Police say a bear's presence isn't a problem unless the animal becomes aggressive.
Parsippany Police report that the town's 9-1-1 line received a number of calls this weekend regarding sightings of a bear in the Lake Parsippany area.
The department, which has specially trained "bear officers" on staff, has safety tips on dealing with the animals for the community.
These guidelines for what to do should a bear enter your yard:
• Remain calm. Make the bear aware of your presence.
• Never feed the bear, keep in mind that bird feeders also feed bears.
• Keep at least 15 feet away from the bear.
• Make sure the bear has an escape route.
• Yell, bang pots and pans or use an airhorn to scare the bear away.
• Note that the bear may utter a series of huffs, snap its jaw and swat the ground. These are all warning signs that you are too close. Slowly back away.
• If the bear will not leave, notify the police immediately.
Remember, use common sense in a bear encounter— never approach the animal!
• If a bear stands on its hind legs or moves closer it may be trying to get a better view or detect smells in the air. Make your presence known by clapping, talking or waving your arms
• Black bears will sometimes “bluff charge” when cornered, threatened or attempting to steal food. Stand your ground, then slowly back away. Do not run from the bear
• If you encounter a bear at close range, remain standing upright, avoid direct eye contact and slowly back away.
The PPD also recommends making your yard "bear-proof."
• Storing garbage in an airtight container in a secure area is the best method for prevention of nuisance problems. Garbage cans should be stored inside the home or in a shed until the morning of pick up or be equipped with bear-proof lids.
• Wash garbage containers at least once a week with a disinfectant solution to remove any odors
• The outside feeding of dogs and cats should be done during daylight hours. All uneaten food scraps, as well as the food bowl, should be removed immediately after feeding.
• Birdfeeders should be suspended from a free hanging wire so that the bottom of the bird feeder is at least 8 feet off the ground.
Black bears learn very quickly, police warned, and if they think you have food, they could turn aggressive. This may lead to personal injury, property damage and the need to destroy problem animals, police said.

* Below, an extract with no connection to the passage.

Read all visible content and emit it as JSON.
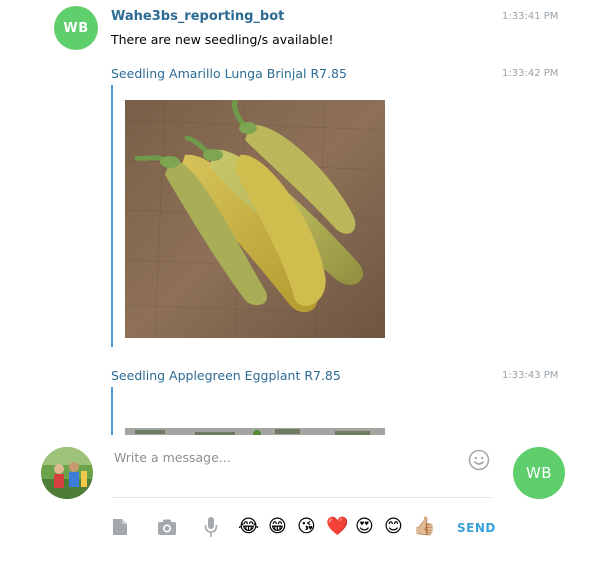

Police said the mere presence of a black bear is not considered a problem. But if the animal is unyielding or aggressive, you are urged to contact the police.
The PPD “bear officers” use a system of “Adverse Conditioning” and coercion, which involves using loud noises and tracking of the animal in an attempt to move the bear away from the public. If verbal conditioning and coercion do not work, police said non-lethal rubber buck shot rounds may be discharged, but only if the surrounding area is clear and safe. And the goal is not to kill the bear: Police said the rounds are fired at the bear's hindquarters and only cause minor discomfort.
Police said lethal force is used only a last resort if the officer feels that a bear's aggression puts the public in imminent danger.
For more information on New Jersey’s black bears, visit the NJ Division of Fish and Game website at www.njfishandwildlife.com.